Swiss banking giant UBS (NYSE: UBS ) stepped up to the earnings plate yesterday, only to get tagged by an errant pitch called 'monolines'. (Not to be confused with monorails.) Monoline insurers comprise a group of companies, most notably Ambac (NYSE: ABK ) and MBIA (NYSE: MBI ) , that insure the principal and interest behind bonds and securitized debt vehicles.
Banks insured small portions of their debt portfolios to hedge against potential declines in the housing market. But with no market demand for debt, and insufficient reserves in place, the monolines are increasingly exposed to potentially massive losses themselves.
As the banks struggle to bring complicated debt portfolios onto their balance sheets, even these insured debt products must be sold at a loss. So yesterday, UBS introduced the monoline writedown as the latest creation of a financial sector that has pelted investors with a dizzying array of new concepts and parameters to consider.

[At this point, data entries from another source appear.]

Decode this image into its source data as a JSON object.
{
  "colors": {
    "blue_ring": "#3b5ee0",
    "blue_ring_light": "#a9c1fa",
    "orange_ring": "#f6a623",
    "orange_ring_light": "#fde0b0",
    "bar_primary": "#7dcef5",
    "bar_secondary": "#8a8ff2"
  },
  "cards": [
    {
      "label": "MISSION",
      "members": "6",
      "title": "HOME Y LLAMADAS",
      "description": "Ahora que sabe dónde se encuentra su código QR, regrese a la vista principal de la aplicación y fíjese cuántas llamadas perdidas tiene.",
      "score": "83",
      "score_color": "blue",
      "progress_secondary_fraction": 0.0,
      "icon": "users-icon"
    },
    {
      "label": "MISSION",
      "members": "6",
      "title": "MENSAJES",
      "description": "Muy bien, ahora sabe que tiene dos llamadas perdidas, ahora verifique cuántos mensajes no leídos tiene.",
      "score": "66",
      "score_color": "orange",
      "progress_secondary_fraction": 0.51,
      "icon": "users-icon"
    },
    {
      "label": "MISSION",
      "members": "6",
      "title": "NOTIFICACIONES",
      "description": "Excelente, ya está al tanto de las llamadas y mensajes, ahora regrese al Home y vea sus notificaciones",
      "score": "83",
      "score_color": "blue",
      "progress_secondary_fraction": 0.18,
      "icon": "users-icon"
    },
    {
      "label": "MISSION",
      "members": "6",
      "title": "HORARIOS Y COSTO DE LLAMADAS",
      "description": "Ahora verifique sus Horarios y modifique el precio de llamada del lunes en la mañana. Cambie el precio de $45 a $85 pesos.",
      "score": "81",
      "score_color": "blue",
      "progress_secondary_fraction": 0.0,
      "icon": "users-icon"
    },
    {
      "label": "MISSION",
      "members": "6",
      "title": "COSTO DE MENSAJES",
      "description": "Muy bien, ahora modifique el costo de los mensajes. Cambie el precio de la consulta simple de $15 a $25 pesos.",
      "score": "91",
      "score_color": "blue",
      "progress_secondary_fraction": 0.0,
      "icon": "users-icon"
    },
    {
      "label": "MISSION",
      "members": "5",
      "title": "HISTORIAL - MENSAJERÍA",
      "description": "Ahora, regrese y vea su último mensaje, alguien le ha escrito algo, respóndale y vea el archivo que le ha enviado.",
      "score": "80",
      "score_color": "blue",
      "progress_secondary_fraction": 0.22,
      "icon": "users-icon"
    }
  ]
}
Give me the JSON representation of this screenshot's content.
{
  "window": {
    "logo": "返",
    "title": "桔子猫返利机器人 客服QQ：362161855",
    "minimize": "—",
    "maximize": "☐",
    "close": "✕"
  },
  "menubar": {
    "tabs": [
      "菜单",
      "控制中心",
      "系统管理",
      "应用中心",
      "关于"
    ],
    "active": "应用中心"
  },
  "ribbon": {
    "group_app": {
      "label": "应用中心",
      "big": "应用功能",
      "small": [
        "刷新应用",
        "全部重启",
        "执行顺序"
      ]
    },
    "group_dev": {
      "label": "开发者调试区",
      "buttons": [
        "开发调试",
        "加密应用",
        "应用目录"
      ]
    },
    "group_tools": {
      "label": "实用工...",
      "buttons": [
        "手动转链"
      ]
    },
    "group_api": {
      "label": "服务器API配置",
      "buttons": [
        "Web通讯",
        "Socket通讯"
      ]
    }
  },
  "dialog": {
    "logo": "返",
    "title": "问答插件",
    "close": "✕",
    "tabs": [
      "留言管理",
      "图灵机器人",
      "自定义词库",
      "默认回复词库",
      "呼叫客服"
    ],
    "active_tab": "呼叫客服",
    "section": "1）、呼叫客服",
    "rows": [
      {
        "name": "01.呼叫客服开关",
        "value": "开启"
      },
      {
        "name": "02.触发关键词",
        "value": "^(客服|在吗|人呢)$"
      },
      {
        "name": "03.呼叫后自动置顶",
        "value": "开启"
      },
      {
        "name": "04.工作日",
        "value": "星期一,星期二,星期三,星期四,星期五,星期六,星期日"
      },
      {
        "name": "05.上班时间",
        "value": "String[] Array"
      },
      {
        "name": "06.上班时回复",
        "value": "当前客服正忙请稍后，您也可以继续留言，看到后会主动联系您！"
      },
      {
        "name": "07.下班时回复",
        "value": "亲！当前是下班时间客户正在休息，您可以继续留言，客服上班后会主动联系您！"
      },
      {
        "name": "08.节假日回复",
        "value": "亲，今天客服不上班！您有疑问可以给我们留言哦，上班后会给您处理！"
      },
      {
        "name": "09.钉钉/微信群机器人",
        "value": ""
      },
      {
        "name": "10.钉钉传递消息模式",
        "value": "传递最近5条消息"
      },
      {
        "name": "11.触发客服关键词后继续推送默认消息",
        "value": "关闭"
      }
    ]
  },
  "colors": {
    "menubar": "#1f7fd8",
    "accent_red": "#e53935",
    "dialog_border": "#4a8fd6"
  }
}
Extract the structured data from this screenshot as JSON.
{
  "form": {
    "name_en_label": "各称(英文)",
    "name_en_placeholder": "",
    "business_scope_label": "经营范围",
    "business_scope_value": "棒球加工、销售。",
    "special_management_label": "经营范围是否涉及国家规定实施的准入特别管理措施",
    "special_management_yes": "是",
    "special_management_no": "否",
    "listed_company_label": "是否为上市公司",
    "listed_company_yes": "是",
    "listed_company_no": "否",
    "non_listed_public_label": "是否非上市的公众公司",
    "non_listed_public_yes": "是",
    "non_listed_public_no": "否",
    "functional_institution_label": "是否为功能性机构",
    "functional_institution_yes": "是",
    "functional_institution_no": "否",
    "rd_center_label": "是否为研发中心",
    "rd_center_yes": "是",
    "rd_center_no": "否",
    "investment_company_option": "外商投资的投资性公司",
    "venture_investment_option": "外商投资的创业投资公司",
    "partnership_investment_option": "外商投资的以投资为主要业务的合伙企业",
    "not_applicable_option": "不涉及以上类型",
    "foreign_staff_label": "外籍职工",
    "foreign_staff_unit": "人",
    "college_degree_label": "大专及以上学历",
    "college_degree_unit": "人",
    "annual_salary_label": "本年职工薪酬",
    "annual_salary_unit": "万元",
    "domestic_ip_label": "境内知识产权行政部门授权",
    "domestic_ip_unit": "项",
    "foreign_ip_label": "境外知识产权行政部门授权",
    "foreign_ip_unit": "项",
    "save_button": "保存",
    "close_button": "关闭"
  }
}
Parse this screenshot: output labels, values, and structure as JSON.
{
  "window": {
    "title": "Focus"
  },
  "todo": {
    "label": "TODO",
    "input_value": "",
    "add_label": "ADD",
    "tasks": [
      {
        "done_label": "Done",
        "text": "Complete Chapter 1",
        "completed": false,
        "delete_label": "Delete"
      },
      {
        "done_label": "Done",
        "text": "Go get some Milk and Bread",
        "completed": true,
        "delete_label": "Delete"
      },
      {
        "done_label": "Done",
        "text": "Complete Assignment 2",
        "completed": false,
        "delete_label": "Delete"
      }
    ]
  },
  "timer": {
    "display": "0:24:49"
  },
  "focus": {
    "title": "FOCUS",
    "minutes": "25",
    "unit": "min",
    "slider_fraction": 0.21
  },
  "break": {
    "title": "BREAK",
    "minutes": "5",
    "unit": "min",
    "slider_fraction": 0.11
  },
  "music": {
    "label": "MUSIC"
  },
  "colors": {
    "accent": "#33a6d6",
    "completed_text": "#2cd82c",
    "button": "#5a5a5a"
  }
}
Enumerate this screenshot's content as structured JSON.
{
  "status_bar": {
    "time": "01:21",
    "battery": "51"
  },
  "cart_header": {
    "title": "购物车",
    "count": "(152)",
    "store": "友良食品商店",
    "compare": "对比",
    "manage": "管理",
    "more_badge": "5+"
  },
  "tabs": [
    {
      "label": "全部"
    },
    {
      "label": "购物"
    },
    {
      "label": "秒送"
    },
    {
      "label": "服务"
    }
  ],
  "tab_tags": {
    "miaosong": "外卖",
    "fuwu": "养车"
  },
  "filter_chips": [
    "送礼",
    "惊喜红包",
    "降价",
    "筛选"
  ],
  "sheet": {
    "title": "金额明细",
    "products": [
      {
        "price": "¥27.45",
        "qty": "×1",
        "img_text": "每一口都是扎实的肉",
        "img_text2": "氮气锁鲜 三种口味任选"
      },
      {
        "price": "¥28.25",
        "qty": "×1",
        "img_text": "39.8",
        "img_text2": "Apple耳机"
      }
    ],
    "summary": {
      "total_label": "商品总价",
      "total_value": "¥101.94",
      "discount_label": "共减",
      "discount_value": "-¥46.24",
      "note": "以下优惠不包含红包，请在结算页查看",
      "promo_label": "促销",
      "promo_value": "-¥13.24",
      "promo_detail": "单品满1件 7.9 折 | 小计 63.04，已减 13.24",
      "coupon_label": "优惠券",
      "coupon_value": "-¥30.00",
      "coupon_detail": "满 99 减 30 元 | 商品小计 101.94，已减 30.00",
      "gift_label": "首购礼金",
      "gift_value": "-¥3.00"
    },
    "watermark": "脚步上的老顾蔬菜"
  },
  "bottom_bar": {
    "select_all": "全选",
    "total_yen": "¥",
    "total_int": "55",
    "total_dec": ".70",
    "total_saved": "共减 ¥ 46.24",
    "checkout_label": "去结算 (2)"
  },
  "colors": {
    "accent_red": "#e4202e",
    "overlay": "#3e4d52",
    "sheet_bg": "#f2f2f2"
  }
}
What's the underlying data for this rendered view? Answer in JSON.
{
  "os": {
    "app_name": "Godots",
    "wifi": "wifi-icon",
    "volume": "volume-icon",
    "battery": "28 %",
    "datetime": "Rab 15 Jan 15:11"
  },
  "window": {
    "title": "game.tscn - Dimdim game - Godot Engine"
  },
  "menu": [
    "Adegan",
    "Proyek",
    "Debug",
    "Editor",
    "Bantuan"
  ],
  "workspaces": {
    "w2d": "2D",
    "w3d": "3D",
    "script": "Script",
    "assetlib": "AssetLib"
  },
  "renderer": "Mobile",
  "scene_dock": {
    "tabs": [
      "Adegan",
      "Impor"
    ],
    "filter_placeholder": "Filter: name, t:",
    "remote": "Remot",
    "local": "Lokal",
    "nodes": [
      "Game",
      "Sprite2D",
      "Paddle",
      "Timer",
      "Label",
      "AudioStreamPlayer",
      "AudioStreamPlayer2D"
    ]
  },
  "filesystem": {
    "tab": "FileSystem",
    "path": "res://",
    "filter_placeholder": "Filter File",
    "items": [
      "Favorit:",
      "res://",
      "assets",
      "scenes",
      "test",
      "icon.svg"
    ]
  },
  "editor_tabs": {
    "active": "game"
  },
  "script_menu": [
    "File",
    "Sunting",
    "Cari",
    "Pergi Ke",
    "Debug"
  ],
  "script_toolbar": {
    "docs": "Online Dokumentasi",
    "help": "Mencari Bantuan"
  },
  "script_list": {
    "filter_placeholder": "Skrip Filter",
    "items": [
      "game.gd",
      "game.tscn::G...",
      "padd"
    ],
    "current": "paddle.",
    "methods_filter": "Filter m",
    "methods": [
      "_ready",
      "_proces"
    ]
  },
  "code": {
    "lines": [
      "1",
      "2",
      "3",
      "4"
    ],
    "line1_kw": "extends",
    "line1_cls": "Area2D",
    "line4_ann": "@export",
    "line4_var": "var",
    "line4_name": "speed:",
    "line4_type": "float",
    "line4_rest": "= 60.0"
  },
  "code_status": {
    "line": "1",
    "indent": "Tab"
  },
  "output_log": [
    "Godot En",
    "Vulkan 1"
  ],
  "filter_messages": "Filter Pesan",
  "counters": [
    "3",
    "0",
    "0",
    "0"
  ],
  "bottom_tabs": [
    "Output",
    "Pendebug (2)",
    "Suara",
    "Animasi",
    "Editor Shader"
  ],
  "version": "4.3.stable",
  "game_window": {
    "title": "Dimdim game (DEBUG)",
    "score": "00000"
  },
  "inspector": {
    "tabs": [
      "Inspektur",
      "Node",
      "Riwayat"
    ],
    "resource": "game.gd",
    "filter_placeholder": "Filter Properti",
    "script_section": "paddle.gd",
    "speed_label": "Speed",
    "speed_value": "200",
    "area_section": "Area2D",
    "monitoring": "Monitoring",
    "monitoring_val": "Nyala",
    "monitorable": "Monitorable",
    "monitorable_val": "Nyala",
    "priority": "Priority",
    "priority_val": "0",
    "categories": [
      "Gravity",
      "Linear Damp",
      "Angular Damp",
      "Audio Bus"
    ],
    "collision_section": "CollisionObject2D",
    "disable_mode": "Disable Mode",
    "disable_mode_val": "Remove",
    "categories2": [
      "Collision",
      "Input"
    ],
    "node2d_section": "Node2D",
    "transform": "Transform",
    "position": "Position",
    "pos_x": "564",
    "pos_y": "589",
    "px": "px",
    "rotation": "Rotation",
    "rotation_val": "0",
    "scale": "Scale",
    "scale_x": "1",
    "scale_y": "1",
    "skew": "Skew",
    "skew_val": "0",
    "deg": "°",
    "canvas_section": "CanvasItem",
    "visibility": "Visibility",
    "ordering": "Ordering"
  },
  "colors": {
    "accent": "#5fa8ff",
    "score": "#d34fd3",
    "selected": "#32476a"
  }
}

UBS reported its first-ever annual loss after a truly dismal quarter, in which $11.28 billion disappeared at the stroke of a pen. The monoline charge was only $871 million, less than 5% of the $18.4 billion they've written off to date. As the first of its kind, however, the writedown begs the question of how many more will follow it.
That's true both for UBS and its beleaguered U.S. counterparts, such as Merrill Lynch (NYSE: MER ) and Citigroup (NYSE: C ) . For an anxious global marketplace, this newest development hardly calms the waters; UBS shares were punished accordingly yesterday, falling by more than 7.5%.
Not Ben Bernanke, not investors, and not the banks themselves seem to have a handle on how contagious this subprime virus will be. After mutating into the monoline strain, we're watching the horizon for the rumored commercial real estate flu or municipal bond fever. Like the common cold, though, there appears to be no cure ... it just has to run its course. Investors might do well to keep the banks in quarantine a while longer.